What you are asked to do —
Copy the full listing exactly, word for word.
========================
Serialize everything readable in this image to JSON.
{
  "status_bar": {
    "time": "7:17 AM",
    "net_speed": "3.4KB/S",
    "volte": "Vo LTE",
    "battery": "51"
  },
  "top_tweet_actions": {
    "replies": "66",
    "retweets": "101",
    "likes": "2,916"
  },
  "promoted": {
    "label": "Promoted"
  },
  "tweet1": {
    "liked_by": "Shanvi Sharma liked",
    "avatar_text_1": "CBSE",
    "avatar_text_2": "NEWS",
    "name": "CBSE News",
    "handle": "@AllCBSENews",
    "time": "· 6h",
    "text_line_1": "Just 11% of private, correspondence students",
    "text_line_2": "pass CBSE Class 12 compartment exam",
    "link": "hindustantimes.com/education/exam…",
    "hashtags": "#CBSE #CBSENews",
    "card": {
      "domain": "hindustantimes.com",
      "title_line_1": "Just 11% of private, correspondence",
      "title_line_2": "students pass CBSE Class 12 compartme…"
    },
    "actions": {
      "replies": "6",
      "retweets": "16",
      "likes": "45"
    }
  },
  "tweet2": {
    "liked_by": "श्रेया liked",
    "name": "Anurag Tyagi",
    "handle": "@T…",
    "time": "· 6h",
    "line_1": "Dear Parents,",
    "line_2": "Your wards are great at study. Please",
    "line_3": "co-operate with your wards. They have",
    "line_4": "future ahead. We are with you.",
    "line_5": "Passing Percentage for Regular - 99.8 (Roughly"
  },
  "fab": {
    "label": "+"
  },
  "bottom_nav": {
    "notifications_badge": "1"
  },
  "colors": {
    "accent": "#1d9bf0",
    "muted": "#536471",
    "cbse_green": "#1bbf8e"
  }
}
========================
Answer section —
Serialize everything readable in this image to JSON.
{
  "status_bar": {
    "time": "7:17 AM",
    "net_speed": "3.4KB/S",
    "volte": "Vo LTE",
    "battery": "51"
  },
  "top_tweet_actions": {
    "replies": "66",
    "retweets": "101",
    "likes": "2,916"
  },
  "promoted": {
    "label": "Promoted"
  },
  "tweet1": {
    "liked_by": "Shanvi Sharma liked",
    "avatar_text_1": "CBSE",
    "avatar_text_2": "NEWS",
    "name": "CBSE News",
    "handle": "@AllCBSENews",
    "time": "· 6h",
    "text_line_1": "Just 11% of private, correspondence students",
    "text_line_2": "pass CBSE Class 12 compartment exam",
    "link": "hindustantimes.com/education/exam…",
    "hashtags": "#CBSE #CBSENews",
    "card": {
      "domain": "hindustantimes.com",
      "title_line_1": "Just 11% of private, correspondence",
      "title_line_2": "students pass CBSE Class 12 compartme…"
    },
    "actions": {
      "replies": "6",
      "retweets": "16",
      "likes": "45"
    }
  },
  "tweet2": {
    "liked_by": "श्रेया liked",
    "name": "Anurag Tyagi",
    "handle": "@T…",
    "time": "· 6h",
    "line_1": "Dear Parents,",
    "line_2": "Your wards are great at study. Please",
    "line_3": "co-operate with your wards. They have",
    "line_4": "future ahead. We are with you.",
    "line_5": "Passing Percentage for Regular - 99.8 (Roughly"
  },
  "fab": {
    "label": "+"
  },
  "bottom_nav": {
    "notifications_badge": "1"
  },
  "colors": {
    "accent": "#1d9bf0",
    "muted": "#536471",
    "cbse_green": "#1bbf8e"
  }
}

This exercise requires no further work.